The Spanish-Cuban-American War is one of those important historical conflicts that have not been tapped deeply enough, even less so from an archaeological point of view. Because of this war, the United States became a commanding and imperialistic world power, of which Puerto Rico is still a vestige. At the time, Cuba was involved in its own War of Independence from Spanish rule; a War that had started in 1895, and by 1898, the Cubans had victory in the horizon. Soon after the explosion of the USS Maine in Havana’s harbor, the relations between Spain and the US worsened, until the Declaration of War was announced. However, several days before, US forces had already begun a blockade of the western coasts of Cuba. For them, a “splendid little war” had begun, as Secretary of State John Hay called it. The end of the war is perhaps as well known: the destruction and sinking of the Spanish fleet, the siege of Santiago de Cuba, Puerto Rico and the Philippines. But who remembers or even knows about the bombardment of Matanzas?

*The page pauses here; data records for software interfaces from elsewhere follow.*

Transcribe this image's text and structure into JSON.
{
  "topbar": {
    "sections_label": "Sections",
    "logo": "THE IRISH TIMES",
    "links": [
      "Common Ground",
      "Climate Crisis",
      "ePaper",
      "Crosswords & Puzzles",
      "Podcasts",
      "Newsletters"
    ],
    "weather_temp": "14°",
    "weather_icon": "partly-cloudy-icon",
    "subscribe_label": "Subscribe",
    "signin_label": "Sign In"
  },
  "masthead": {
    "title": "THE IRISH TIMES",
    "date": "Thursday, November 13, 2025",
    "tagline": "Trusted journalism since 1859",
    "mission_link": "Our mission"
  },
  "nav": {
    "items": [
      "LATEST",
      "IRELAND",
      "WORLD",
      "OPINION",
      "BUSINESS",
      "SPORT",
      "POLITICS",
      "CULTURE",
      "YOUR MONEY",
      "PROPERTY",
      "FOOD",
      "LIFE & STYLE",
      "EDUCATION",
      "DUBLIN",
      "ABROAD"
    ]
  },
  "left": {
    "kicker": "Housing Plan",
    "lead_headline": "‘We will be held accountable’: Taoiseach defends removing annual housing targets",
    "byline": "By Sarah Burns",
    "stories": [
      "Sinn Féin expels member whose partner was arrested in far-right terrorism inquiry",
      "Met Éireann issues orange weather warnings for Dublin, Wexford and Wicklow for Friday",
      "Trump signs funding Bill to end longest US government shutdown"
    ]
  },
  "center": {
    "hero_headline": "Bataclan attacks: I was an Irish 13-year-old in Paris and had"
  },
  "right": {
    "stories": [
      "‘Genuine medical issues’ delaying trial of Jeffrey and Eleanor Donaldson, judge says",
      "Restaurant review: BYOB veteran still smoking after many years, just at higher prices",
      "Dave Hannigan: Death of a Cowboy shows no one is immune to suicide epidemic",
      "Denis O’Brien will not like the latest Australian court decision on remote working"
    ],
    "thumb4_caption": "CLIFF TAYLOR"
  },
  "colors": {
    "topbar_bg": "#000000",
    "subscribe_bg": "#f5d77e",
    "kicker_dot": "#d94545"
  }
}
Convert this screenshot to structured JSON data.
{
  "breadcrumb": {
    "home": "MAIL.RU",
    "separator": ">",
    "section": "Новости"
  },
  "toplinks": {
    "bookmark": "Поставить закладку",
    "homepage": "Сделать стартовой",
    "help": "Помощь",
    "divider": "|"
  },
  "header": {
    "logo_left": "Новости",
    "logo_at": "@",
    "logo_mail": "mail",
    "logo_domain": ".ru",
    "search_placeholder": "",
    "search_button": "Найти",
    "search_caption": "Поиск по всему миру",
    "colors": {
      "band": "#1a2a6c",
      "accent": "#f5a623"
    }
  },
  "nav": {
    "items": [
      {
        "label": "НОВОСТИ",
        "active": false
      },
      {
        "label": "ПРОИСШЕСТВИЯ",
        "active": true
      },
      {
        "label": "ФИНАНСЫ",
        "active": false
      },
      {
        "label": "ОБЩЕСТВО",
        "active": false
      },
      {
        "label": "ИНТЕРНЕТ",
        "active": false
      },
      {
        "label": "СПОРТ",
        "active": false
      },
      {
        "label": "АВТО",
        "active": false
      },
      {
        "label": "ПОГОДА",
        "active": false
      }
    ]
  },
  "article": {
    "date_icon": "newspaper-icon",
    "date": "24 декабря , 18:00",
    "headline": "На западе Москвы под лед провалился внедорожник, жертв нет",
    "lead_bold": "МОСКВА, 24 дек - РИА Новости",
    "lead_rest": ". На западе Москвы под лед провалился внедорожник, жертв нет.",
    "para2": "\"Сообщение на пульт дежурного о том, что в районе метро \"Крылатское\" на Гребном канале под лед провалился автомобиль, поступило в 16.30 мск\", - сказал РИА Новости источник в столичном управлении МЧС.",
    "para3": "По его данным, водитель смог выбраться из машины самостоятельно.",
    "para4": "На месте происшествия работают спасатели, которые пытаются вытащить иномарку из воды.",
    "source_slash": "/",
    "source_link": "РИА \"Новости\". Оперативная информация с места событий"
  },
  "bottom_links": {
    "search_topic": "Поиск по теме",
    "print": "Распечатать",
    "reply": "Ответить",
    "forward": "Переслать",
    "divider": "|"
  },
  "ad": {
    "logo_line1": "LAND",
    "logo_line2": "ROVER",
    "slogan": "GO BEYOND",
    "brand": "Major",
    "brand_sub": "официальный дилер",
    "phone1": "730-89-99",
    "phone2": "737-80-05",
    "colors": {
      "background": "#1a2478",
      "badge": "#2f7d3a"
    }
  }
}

Archaeological research has been conducted in several of its battlegrounds of this war, with the main interests focused on the most famous battles, such as those of San Juan Hill in Santiago de Cuba. Nevertheless, what do we know about the beginning of the war? The beginning of this conflict has not been highlighted enough and has been as a result, nearly forgotten. The official media of the US and Spanish sources have minimized the bombardment as a mere “practice” or military exercise, in which the technologically superior US showed off its prowess; maybe as a prelude to its future position on the military world stage. May of the news sources in general and the jingoist and yellow press in particular hinted at the evident economic advantage for the news business, surely, because these news interests were desirable and had a market. They were vested. Yet, the “simple” bombardment in Matanzas Bay, on April 27, 1898, is more complex than it seems. Precisely, such complexity has generated an archaeological project, directed and organized by Progressus Heritage and Community Foundation in association with the Conservator’s Office of the City of Matanzas. This project seeks to research the dynamics of this conflict, the defensive and offensive strategies involved, and interpret the role of the press in the world impact of this “insignificant” military action, and its impact on the war itself.

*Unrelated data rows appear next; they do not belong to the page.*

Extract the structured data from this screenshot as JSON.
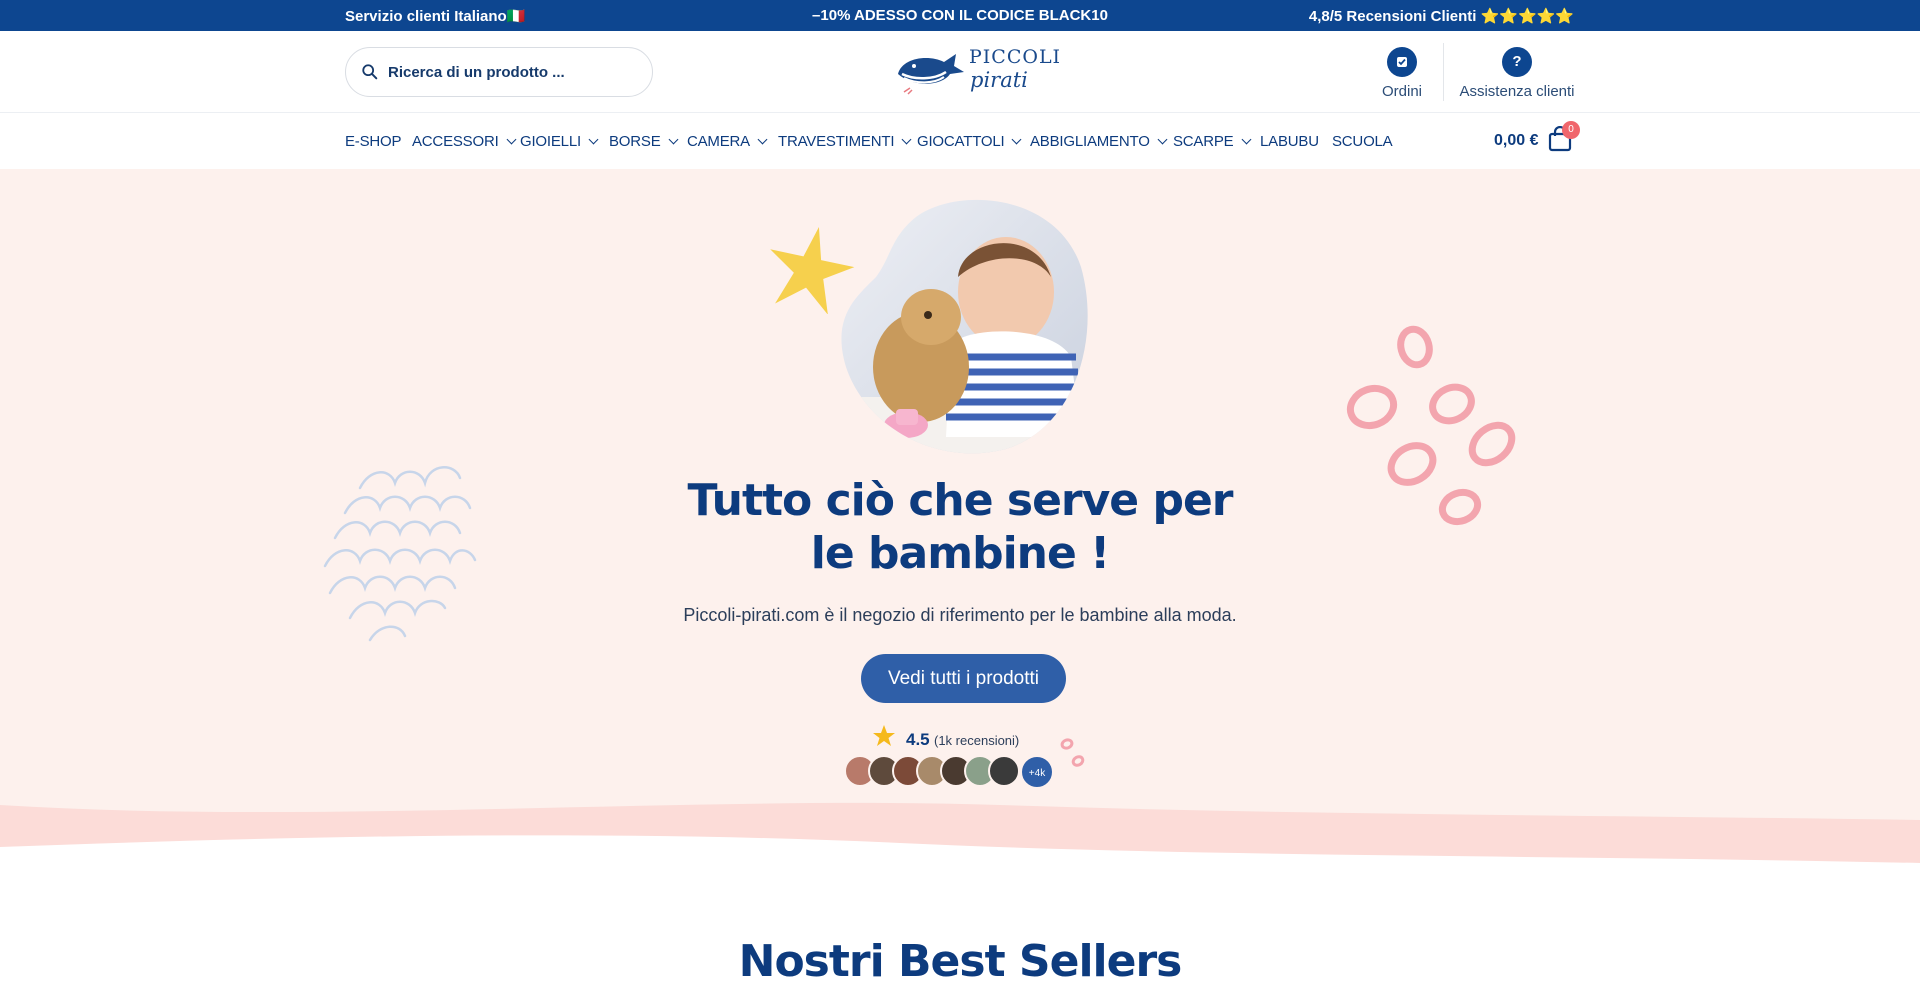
{
  "topbar": {
    "left": "Servizio clienti Italiano🇮🇹",
    "center": "–10% ADESSO CON IL CODICE BLACK10",
    "right": "4,8/5 Recensioni Clienti ⭐⭐⭐⭐⭐"
  },
  "header": {
    "search_placeholder": "Ricerca di un prodotto ...",
    "logo_line1": "PICCOLI",
    "logo_line2": "pirati",
    "orders_label": "Ordini",
    "help_label": "Assistenza clienti",
    "help_icon_glyph": "?"
  },
  "nav": {
    "items": [
      {
        "label": "E-SHOP",
        "dropdown": false
      },
      {
        "label": "ACCESSORI",
        "dropdown": true
      },
      {
        "label": "GIOIELLI",
        "dropdown": true
      },
      {
        "label": "BORSE",
        "dropdown": true
      },
      {
        "label": "CAMERA",
        "dropdown": true
      },
      {
        "label": "TRAVESTIMENTI",
        "dropdown": true
      },
      {
        "label": "GIOCATTOLI",
        "dropdown": true
      },
      {
        "label": "ABBIGLIAMENTO",
        "dropdown": true
      },
      {
        "label": "SCARPE",
        "dropdown": true
      },
      {
        "label": "LABUBU",
        "dropdown": false
      },
      {
        "label": "SCUOLA",
        "dropdown": false
      }
    ],
    "cart_total": "0,00 €",
    "cart_count": "0"
  },
  "hero": {
    "title_line1": "Tutto ciò che serve per",
    "title_line2": "le bambine !",
    "subtitle": "Piccoli-pirati.com è il negozio di riferimento per le bambine alla moda.",
    "cta_label": "Vedi tutti i prodotti",
    "rating_value": "4.5",
    "rating_count": "(1k recensioni)",
    "avatars_more": "+4k"
  },
  "best_sellers": {
    "title": "Nostri Best Sellers"
  },
  "colors": {
    "brand_blue": "#0d4690",
    "button_blue": "#2f5fa8",
    "hero_bg": "#fdf1ed",
    "wave_pink": "#fcdcd8",
    "badge_red": "#f0666c",
    "star_yellow": "#f6d04d"
  }
}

But why “archaeology before archaeology”? This project is still in its infancy. We are currently revising all the historic, published accounts, geographical, toponymical, and other documentary evidence from which to focus the initial field archaeology reconnaissance and research. We have begun, logically, from the known historical accounts and witness accounts. With the information gathered so far, a new image of the conflict is emerging. It is fabulous to discover the diversity of the engravings dedicated to Matanzas bombardment, not only those made in the US and Spain but also ones made in France and Italy. It is intriguing that the theme of one of the first motion pictures in the history of cinematography was dedicated to this “insignificant” encounter.

We are also analyzing some of the first archaeological artifacts associated to the bombardment. These include projectiles found on the coastline, which had been fired by the US fleet of battleships under command of rear admiral William T. Sampson, which is being studied to gain a deeper understanding of the military actions of the bombardment. Overall, the evidence we have gathered so far promises to change the known history, and this is only the beginning!

Know more about the project: www.arqueologiaydesarrollo.org

Figure 1: The American fleet in Matanzas, Walter Russell, 1898.


Figure 2: Projectiles found in 1998 around El Morrillo battery.